Directions = How many of the lines below include the word "title"? Only the number should be given.

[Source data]
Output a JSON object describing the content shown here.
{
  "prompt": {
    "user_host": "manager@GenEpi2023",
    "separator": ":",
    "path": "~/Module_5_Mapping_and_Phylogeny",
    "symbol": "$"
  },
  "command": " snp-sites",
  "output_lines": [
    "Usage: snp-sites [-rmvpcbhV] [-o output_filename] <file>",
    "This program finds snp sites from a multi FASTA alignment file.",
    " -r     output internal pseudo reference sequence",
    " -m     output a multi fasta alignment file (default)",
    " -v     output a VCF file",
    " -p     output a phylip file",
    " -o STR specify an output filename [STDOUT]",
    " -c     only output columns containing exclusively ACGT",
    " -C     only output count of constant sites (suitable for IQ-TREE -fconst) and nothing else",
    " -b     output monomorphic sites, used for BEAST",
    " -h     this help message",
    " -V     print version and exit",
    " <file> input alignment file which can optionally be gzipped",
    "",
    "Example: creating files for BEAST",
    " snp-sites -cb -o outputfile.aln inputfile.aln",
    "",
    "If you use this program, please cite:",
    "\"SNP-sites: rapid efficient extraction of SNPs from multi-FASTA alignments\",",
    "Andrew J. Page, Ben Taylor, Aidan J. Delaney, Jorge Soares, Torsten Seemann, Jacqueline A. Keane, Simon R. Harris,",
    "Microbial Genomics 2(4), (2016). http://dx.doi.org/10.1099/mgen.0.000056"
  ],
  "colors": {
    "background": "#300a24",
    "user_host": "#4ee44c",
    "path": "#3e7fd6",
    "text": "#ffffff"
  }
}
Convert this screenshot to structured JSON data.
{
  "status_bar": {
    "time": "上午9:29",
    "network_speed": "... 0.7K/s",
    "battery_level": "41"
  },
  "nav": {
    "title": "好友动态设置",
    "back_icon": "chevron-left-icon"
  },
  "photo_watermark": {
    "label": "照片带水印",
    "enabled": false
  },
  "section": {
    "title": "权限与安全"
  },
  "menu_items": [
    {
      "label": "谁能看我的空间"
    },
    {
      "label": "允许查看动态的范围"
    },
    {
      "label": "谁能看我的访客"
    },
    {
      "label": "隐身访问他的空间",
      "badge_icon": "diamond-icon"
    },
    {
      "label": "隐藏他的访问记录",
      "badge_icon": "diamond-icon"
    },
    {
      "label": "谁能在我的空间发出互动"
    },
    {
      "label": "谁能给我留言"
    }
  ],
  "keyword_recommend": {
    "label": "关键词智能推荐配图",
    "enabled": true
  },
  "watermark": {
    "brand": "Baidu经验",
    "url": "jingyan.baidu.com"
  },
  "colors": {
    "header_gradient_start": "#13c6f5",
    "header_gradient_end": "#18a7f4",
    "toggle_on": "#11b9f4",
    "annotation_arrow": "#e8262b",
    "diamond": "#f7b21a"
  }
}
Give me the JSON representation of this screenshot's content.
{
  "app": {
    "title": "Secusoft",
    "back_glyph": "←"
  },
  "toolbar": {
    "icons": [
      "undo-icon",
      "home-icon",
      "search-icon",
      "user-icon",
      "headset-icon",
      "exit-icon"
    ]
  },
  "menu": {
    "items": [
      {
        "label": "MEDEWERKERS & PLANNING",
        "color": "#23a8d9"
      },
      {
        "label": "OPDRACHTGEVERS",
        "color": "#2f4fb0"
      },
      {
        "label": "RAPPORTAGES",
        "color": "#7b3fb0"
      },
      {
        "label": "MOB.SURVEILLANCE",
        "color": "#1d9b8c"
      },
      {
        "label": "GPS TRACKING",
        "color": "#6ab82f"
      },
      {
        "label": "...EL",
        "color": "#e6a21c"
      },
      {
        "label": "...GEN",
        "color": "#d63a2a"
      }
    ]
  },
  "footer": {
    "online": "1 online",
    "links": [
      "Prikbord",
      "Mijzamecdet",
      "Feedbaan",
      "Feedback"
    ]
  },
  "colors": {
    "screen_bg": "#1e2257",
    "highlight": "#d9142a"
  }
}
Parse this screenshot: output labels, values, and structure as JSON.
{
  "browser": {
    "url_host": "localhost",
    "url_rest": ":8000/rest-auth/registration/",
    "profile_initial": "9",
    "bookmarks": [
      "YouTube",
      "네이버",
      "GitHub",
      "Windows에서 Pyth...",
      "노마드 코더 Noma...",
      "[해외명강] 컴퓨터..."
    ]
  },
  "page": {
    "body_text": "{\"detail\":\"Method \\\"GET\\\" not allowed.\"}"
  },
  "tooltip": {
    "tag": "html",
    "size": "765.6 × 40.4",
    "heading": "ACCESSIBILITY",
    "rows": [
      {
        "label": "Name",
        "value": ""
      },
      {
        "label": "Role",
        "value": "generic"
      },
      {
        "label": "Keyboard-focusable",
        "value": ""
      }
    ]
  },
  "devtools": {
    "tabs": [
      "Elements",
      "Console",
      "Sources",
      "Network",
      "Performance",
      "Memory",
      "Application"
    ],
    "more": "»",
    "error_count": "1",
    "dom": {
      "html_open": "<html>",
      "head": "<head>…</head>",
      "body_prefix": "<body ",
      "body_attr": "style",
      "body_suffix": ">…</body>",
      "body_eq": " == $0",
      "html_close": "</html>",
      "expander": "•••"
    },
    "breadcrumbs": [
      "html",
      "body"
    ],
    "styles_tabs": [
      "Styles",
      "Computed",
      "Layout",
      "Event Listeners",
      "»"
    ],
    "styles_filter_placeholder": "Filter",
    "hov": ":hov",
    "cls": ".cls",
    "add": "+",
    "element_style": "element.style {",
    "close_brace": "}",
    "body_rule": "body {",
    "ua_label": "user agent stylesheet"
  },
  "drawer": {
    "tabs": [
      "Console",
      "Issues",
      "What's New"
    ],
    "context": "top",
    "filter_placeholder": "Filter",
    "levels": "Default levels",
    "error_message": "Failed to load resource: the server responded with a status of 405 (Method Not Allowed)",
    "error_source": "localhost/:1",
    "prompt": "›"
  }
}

Answer for the task = 3